[Component data from apps and pages]
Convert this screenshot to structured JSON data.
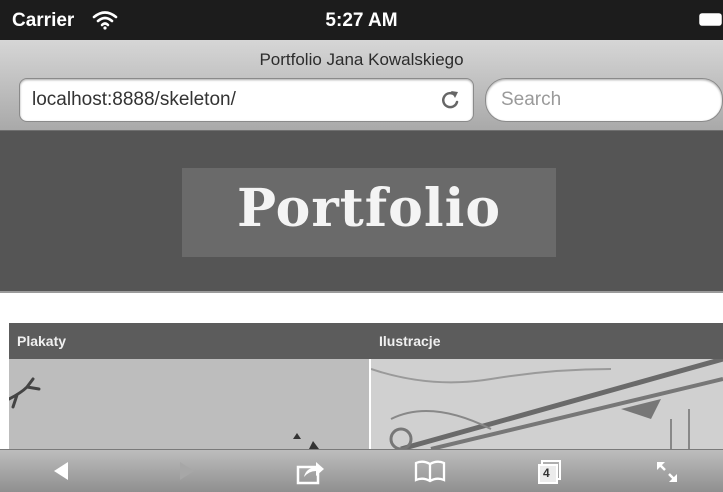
{
  "status_bar": {
    "carrier": "Carrier",
    "time": "5:27 AM",
    "icons": [
      "wifi-icon",
      "battery-icon"
    ]
  },
  "browser": {
    "page_title": "Portfolio Jana Kowalskiego",
    "url": "localhost:8888/skeleton/",
    "search_placeholder": "Search",
    "icons": [
      "reload-icon"
    ]
  },
  "page": {
    "logo_text": "Portfolio",
    "categories": [
      "Plakaty",
      "Ilustracje"
    ]
  },
  "toolbar": {
    "tabs_count": "4",
    "icons": [
      "back-arrow-icon",
      "forward-arrow-icon",
      "share-icon",
      "bookmarks-icon",
      "tabs-icon",
      "fullscreen-icon"
    ]
  },
  "colors": {
    "header_bg": "#555555",
    "category_bar": "#5c5c5c",
    "status_bar": "#1c1c1c"
  }
}
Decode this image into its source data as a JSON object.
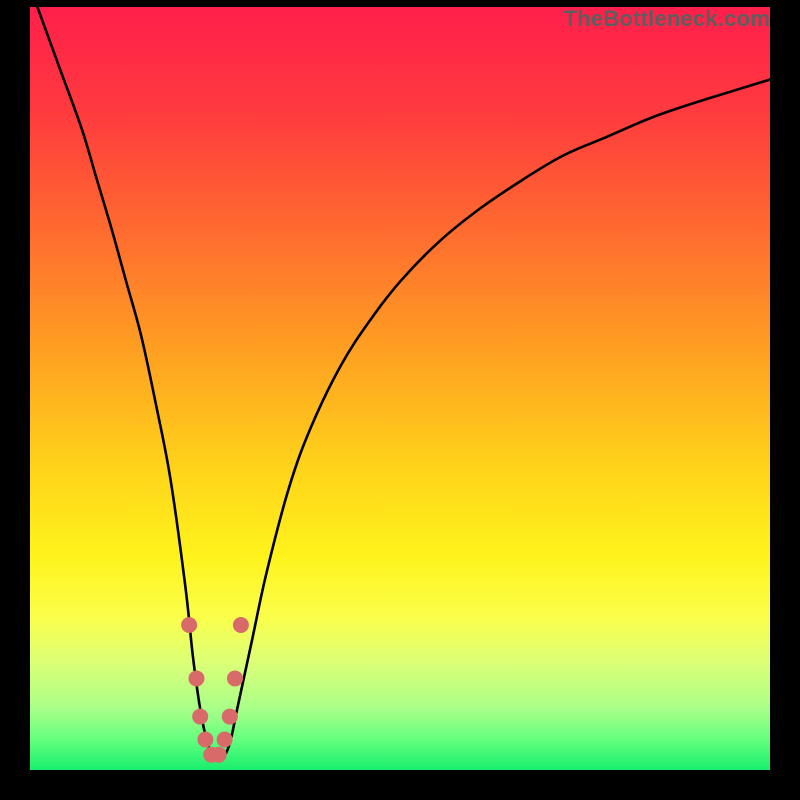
{
  "watermark": "TheBottleneck.com",
  "chart_data": {
    "type": "line",
    "title": "",
    "xlabel": "",
    "ylabel": "",
    "xlim": [
      0,
      100
    ],
    "ylim": [
      0,
      100
    ],
    "background_gradient": {
      "stops": [
        {
          "pct": 0,
          "color": "#ff1f4b"
        },
        {
          "pct": 14,
          "color": "#ff3b3e"
        },
        {
          "pct": 30,
          "color": "#ff6d2f"
        },
        {
          "pct": 46,
          "color": "#ffa321"
        },
        {
          "pct": 60,
          "color": "#ffd21a"
        },
        {
          "pct": 72,
          "color": "#fff31c"
        },
        {
          "pct": 80,
          "color": "#faff4b"
        },
        {
          "pct": 86,
          "color": "#dbff77"
        },
        {
          "pct": 92,
          "color": "#a8ff88"
        },
        {
          "pct": 96,
          "color": "#64ff7e"
        },
        {
          "pct": 100,
          "color": "#18ef6d"
        }
      ]
    },
    "series": [
      {
        "name": "bottleneck-curve",
        "color": "#000000",
        "x": [
          1,
          4,
          7,
          9,
          11,
          13,
          15,
          17,
          19,
          21,
          22,
          23,
          24,
          25,
          26,
          27,
          28,
          30,
          32,
          35,
          38,
          42,
          46,
          50,
          55,
          60,
          66,
          72,
          78,
          84,
          90,
          95,
          100
        ],
        "values": [
          100,
          92,
          84,
          77.5,
          71,
          64,
          57,
          48,
          38,
          24,
          15,
          8,
          3.5,
          1.5,
          1.5,
          3.5,
          8,
          17,
          26,
          37,
          45,
          53,
          59,
          64,
          69,
          73,
          77,
          80.5,
          83,
          85.5,
          87.5,
          89,
          90.5
        ]
      }
    ],
    "markers": {
      "name": "highlight-dots",
      "color": "#d86a6a",
      "radius": 8,
      "x": [
        21.5,
        22.5,
        23.0,
        23.7,
        24.5,
        25.5,
        26.3,
        27.0,
        27.7,
        28.5
      ],
      "values": [
        19,
        12,
        7,
        4,
        2,
        2,
        4,
        7,
        12,
        19
      ]
    }
  }
}
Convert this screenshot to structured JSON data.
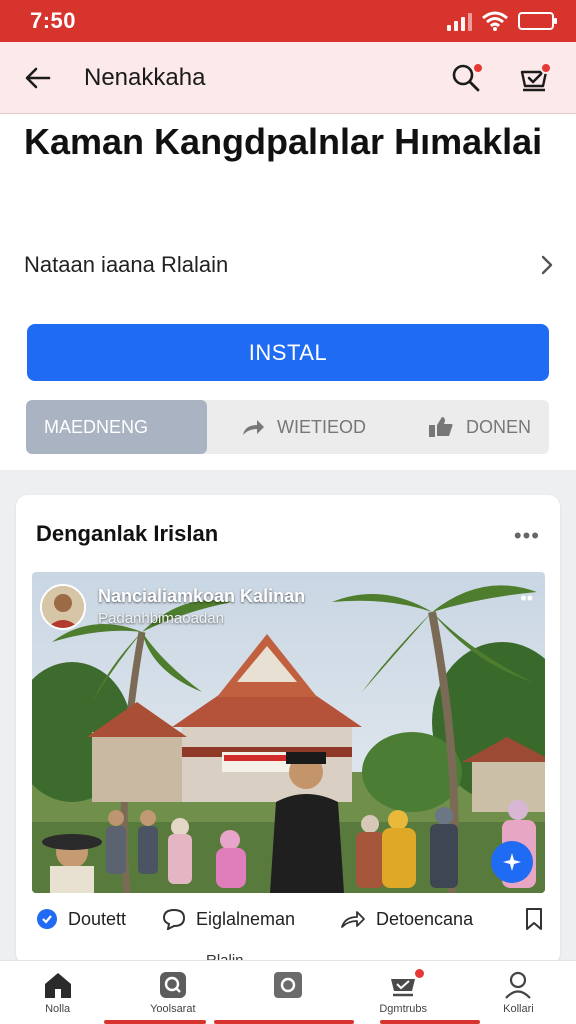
{
  "status_bar": {
    "time": "7:50"
  },
  "app_bar": {
    "title": "Nenakkaha"
  },
  "header": {
    "headline": "Kaman Kangdpalnlar Hımaklai",
    "subline": "Nataan iaana Rlalain"
  },
  "install_button": {
    "label": "INSTAL"
  },
  "segments": [
    {
      "label": "MAEDNENG"
    },
    {
      "label": "WIETIEOD"
    },
    {
      "label": "DONEN"
    }
  ],
  "card": {
    "title": "Denganlak Irislan",
    "more": "•••",
    "post": {
      "author": "Nancialiamkoan Kalinan",
      "subtitle": "Padanhbimaoadan",
      "overflow": "••"
    },
    "actions": [
      {
        "label": "Doutett"
      },
      {
        "label": "Eiglalneman"
      },
      {
        "label": "Detoencana"
      }
    ]
  },
  "peek_text": "Rlalin ......",
  "bottom_nav": [
    {
      "label": "Nolla"
    },
    {
      "label": "Yoolsarat"
    },
    {
      "label": ""
    },
    {
      "label": "Dgmtrubs"
    },
    {
      "label": "Kollari"
    }
  ],
  "colors": {
    "brand_red": "#d7342e",
    "accent_blue": "#1f6bf3",
    "app_bar_bg": "#fce9e9"
  }
}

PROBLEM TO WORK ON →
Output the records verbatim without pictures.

OUTPUT BELOW →
Convert this screenshot to structured JSON data.
{
  "status_bar": {
    "carrier": "Carrier",
    "time": "5:27 AM",
    "icons": [
      "wifi-icon",
      "battery-icon"
    ]
  },
  "browser": {
    "page_title": "Portfolio Jana Kowalskiego",
    "url": "localhost:8888/skeleton/",
    "search_placeholder": "Search",
    "icons": [
      "reload-icon"
    ]
  },
  "page": {
    "logo_text": "Portfolio",
    "categories": [
      "Plakaty",
      "Ilustracje"
    ]
  },
  "toolbar": {
    "tabs_count": "4",
    "icons": [
      "back-arrow-icon",
      "forward-arrow-icon",
      "share-icon",
      "bookmarks-icon",
      "tabs-icon",
      "fullscreen-icon"
    ]
  },
  "colors": {
    "header_bg": "#555555",
    "category_bar": "#5c5c5c",
    "status_bar": "#1c1c1c"
  }
}
Decode this image into its source data as a JSON object.
{
  "watermark": "TheBottleneck.com",
  "chart_data": {
    "type": "line",
    "title": "",
    "xlabel": "",
    "ylabel": "",
    "xlim": [
      0,
      100
    ],
    "ylim": [
      0,
      100
    ],
    "background_gradient": {
      "stops": [
        {
          "pct": 0,
          "color": "#ff1f4b"
        },
        {
          "pct": 14,
          "color": "#ff3b3e"
        },
        {
          "pct": 30,
          "color": "#ff6d2f"
        },
        {
          "pct": 46,
          "color": "#ffa321"
        },
        {
          "pct": 60,
          "color": "#ffd21a"
        },
        {
          "pct": 72,
          "color": "#fff31c"
        },
        {
          "pct": 80,
          "color": "#faff4b"
        },
        {
          "pct": 86,
          "color": "#dbff77"
        },
        {
          "pct": 92,
          "color": "#a8ff88"
        },
        {
          "pct": 96,
          "color": "#64ff7e"
        },
        {
          "pct": 100,
          "color": "#18ef6d"
        }
      ]
    },
    "series": [
      {
        "name": "bottleneck-curve",
        "color": "#000000",
        "x": [
          1,
          4,
          7,
          9,
          11,
          13,
          15,
          17,
          19,
          21,
          22,
          23,
          24,
          25,
          26,
          27,
          28,
          30,
          32,
          35,
          38,
          42,
          46,
          50,
          55,
          60,
          66,
          72,
          78,
          84,
          90,
          95,
          100
        ],
        "values": [
          100,
          92,
          84,
          77.5,
          71,
          64,
          57,
          48,
          38,
          24,
          15,
          8,
          3.5,
          1.5,
          1.5,
          3.5,
          8,
          17,
          26,
          37,
          45,
          53,
          59,
          64,
          69,
          73,
          77,
          80.5,
          83,
          85.5,
          87.5,
          89,
          90.5
        ]
      }
    ],
    "markers": {
      "name": "highlight-dots",
      "color": "#d86a6a",
      "radius": 8,
      "x": [
        21.5,
        22.5,
        23.0,
        23.7,
        24.5,
        25.5,
        26.3,
        27.0,
        27.7,
        28.5
      ],
      "values": [
        19,
        12,
        7,
        4,
        2,
        2,
        4,
        7,
        12,
        19
      ]
    }
  }
}
Convert this screenshot to structured JSON data.
{
  "status_bar": {
    "time": "7:50"
  },
  "app_bar": {
    "title": "Nenakkaha"
  },
  "header": {
    "headline": "Kaman Kangdpalnlar Hımaklai",
    "subline": "Nataan iaana Rlalain"
  },
  "install_button": {
    "label": "INSTAL"
  },
  "segments": [
    {
      "label": "MAEDNENG"
    },
    {
      "label": "WIETIEOD"
    },
    {
      "label": "DONEN"
    }
  ],
  "card": {
    "title": "Denganlak Irislan",
    "more": "•••",
    "post": {
      "author": "Nancialiamkoan Kalinan",
      "subtitle": "Padanhbimaoadan",
      "overflow": "••"
    },
    "actions": [
      {
        "label": "Doutett"
      },
      {
        "label": "Eiglalneman"
      },
      {
        "label": "Detoencana"
      }
    ]
  },
  "peek_text": "Rlalin ......",
  "bottom_nav": [
    {
      "label": "Nolla"
    },
    {
      "label": "Yoolsarat"
    },
    {
      "label": ""
    },
    {
      "label": "Dgmtrubs"
    },
    {
      "label": "Kollari"
    }
  ],
  "colors": {
    "brand_red": "#d7342e",
    "accent_blue": "#1f6bf3",
    "app_bar_bg": "#fce9e9"
  }
}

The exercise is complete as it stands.